==== SUPPLIED MATERIAL

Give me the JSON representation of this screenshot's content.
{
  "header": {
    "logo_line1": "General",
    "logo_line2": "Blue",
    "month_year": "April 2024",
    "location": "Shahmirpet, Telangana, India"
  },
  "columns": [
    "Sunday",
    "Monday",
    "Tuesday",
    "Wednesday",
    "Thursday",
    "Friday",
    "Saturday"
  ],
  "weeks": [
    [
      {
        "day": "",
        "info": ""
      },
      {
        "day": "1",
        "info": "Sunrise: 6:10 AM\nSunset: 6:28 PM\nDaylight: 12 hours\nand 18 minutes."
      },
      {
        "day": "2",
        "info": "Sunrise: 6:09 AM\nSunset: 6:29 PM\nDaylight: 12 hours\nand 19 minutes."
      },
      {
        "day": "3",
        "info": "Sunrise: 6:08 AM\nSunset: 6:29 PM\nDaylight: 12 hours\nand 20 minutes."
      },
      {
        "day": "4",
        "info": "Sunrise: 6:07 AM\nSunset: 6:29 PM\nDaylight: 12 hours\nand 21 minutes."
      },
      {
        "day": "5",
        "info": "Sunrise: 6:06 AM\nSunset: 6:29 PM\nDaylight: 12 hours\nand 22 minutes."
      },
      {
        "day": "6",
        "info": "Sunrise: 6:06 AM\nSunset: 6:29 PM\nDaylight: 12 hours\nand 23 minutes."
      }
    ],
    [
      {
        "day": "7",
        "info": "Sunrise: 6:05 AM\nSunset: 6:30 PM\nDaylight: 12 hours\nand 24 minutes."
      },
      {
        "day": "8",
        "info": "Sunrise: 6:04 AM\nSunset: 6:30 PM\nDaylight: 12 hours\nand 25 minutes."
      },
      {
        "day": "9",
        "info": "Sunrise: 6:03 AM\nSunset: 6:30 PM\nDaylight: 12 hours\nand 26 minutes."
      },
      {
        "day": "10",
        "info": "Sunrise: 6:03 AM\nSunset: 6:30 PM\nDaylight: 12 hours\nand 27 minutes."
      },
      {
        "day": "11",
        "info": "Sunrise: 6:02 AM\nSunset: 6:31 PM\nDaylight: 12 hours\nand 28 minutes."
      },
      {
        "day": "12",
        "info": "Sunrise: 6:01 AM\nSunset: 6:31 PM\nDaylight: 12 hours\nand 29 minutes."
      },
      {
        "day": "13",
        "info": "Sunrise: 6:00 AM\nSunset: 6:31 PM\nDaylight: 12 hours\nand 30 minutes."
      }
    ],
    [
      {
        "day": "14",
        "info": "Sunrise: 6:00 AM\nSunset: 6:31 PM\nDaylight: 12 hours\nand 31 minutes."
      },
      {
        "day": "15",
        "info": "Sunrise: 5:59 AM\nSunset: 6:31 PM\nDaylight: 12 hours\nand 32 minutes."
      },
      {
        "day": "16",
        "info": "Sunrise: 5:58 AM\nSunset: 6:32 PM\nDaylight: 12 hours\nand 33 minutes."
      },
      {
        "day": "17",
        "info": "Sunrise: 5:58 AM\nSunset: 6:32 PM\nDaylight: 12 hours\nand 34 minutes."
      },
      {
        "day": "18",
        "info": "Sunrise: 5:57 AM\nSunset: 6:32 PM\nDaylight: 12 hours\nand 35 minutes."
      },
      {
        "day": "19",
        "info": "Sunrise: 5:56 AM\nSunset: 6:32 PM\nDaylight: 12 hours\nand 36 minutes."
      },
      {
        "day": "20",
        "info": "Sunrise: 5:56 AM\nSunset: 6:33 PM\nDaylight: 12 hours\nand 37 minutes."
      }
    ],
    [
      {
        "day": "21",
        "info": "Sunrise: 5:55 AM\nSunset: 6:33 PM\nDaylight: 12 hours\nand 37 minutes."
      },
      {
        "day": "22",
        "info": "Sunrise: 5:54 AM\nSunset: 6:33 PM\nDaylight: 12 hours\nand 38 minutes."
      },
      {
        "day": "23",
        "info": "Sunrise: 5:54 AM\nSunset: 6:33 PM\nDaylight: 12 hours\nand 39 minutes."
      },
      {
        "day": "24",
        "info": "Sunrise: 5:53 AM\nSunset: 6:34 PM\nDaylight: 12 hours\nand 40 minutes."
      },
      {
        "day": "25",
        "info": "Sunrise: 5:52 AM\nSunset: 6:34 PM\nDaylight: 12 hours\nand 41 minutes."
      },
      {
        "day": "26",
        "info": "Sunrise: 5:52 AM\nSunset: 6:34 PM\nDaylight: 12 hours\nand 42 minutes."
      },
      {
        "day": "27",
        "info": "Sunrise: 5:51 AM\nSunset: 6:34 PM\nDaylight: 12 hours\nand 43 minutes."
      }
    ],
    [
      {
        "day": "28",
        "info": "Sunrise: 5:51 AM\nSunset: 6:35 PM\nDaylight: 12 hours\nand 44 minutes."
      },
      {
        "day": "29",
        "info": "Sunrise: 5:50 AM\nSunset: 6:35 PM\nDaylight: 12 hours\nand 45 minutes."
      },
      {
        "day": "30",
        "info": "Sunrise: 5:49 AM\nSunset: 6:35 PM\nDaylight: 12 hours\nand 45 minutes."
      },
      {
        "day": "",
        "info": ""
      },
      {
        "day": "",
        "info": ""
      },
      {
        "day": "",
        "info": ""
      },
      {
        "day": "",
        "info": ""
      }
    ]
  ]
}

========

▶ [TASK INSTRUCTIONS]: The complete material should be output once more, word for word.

▶ [REPLY TO THE TASK]:
Give me the JSON representation of this screenshot's content.
{
  "header": {
    "logo_line1": "General",
    "logo_line2": "Blue",
    "month_year": "April 2024",
    "location": "Shahmirpet, Telangana, India"
  },
  "columns": [
    "Sunday",
    "Monday",
    "Tuesday",
    "Wednesday",
    "Thursday",
    "Friday",
    "Saturday"
  ],
  "weeks": [
    [
      {
        "day": "",
        "info": ""
      },
      {
        "day": "1",
        "info": "Sunrise: 6:10 AM\nSunset: 6:28 PM\nDaylight: 12 hours\nand 18 minutes."
      },
      {
        "day": "2",
        "info": "Sunrise: 6:09 AM\nSunset: 6:29 PM\nDaylight: 12 hours\nand 19 minutes."
      },
      {
        "day": "3",
        "info": "Sunrise: 6:08 AM\nSunset: 6:29 PM\nDaylight: 12 hours\nand 20 minutes."
      },
      {
        "day": "4",
        "info": "Sunrise: 6:07 AM\nSunset: 6:29 PM\nDaylight: 12 hours\nand 21 minutes."
      },
      {
        "day": "5",
        "info": "Sunrise: 6:06 AM\nSunset: 6:29 PM\nDaylight: 12 hours\nand 22 minutes."
      },
      {
        "day": "6",
        "info": "Sunrise: 6:06 AM\nSunset: 6:29 PM\nDaylight: 12 hours\nand 23 minutes."
      }
    ],
    [
      {
        "day": "7",
        "info": "Sunrise: 6:05 AM\nSunset: 6:30 PM\nDaylight: 12 hours\nand 24 minutes."
      },
      {
        "day": "8",
        "info": "Sunrise: 6:04 AM\nSunset: 6:30 PM\nDaylight: 12 hours\nand 25 minutes."
      },
      {
        "day": "9",
        "info": "Sunrise: 6:03 AM\nSunset: 6:30 PM\nDaylight: 12 hours\nand 26 minutes."
      },
      {
        "day": "10",
        "info": "Sunrise: 6:03 AM\nSunset: 6:30 PM\nDaylight: 12 hours\nand 27 minutes."
      },
      {
        "day": "11",
        "info": "Sunrise: 6:02 AM\nSunset: 6:31 PM\nDaylight: 12 hours\nand 28 minutes."
      },
      {
        "day": "12",
        "info": "Sunrise: 6:01 AM\nSunset: 6:31 PM\nDaylight: 12 hours\nand 29 minutes."
      },
      {
        "day": "13",
        "info": "Sunrise: 6:00 AM\nSunset: 6:31 PM\nDaylight: 12 hours\nand 30 minutes."
      }
    ],
    [
      {
        "day": "14",
        "info": "Sunrise: 6:00 AM\nSunset: 6:31 PM\nDaylight: 12 hours\nand 31 minutes."
      },
      {
        "day": "15",
        "info": "Sunrise: 5:59 AM\nSunset: 6:31 PM\nDaylight: 12 hours\nand 32 minutes."
      },
      {
        "day": "16",
        "info": "Sunrise: 5:58 AM\nSunset: 6:32 PM\nDaylight: 12 hours\nand 33 minutes."
      },
      {
        "day": "17",
        "info": "Sunrise: 5:58 AM\nSunset: 6:32 PM\nDaylight: 12 hours\nand 34 minutes."
      },
      {
        "day": "18",
        "info": "Sunrise: 5:57 AM\nSunset: 6:32 PM\nDaylight: 12 hours\nand 35 minutes."
      },
      {
        "day": "19",
        "info": "Sunrise: 5:56 AM\nSunset: 6:32 PM\nDaylight: 12 hours\nand 36 minutes."
      },
      {
        "day": "20",
        "info": "Sunrise: 5:56 AM\nSunset: 6:33 PM\nDaylight: 12 hours\nand 37 minutes."
      }
    ],
    [
      {
        "day": "21",
        "info": "Sunrise: 5:55 AM\nSunset: 6:33 PM\nDaylight: 12 hours\nand 37 minutes."
      },
      {
        "day": "22",
        "info": "Sunrise: 5:54 AM\nSunset: 6:33 PM\nDaylight: 12 hours\nand 38 minutes."
      },
      {
        "day": "23",
        "info": "Sunrise: 5:54 AM\nSunset: 6:33 PM\nDaylight: 12 hours\nand 39 minutes."
      },
      {
        "day": "24",
        "info": "Sunrise: 5:53 AM\nSunset: 6:34 PM\nDaylight: 12 hours\nand 40 minutes."
      },
      {
        "day": "25",
        "info": "Sunrise: 5:52 AM\nSunset: 6:34 PM\nDaylight: 12 hours\nand 41 minutes."
      },
      {
        "day": "26",
        "info": "Sunrise: 5:52 AM\nSunset: 6:34 PM\nDaylight: 12 hours\nand 42 minutes."
      },
      {
        "day": "27",
        "info": "Sunrise: 5:51 AM\nSunset: 6:34 PM\nDaylight: 12 hours\nand 43 minutes."
      }
    ],
    [
      {
        "day": "28",
        "info": "Sunrise: 5:51 AM\nSunset: 6:35 PM\nDaylight: 12 hours\nand 44 minutes."
      },
      {
        "day": "29",
        "info": "Sunrise: 5:50 AM\nSunset: 6:35 PM\nDaylight: 12 hours\nand 45 minutes."
      },
      {
        "day": "30",
        "info": "Sunrise: 5:49 AM\nSunset: 6:35 PM\nDaylight: 12 hours\nand 45 minutes."
      },
      {
        "day": "",
        "info": ""
      },
      {
        "day": "",
        "info": ""
      },
      {
        "day": "",
        "info": ""
      },
      {
        "day": "",
        "info": ""
      }
    ]
  ]
}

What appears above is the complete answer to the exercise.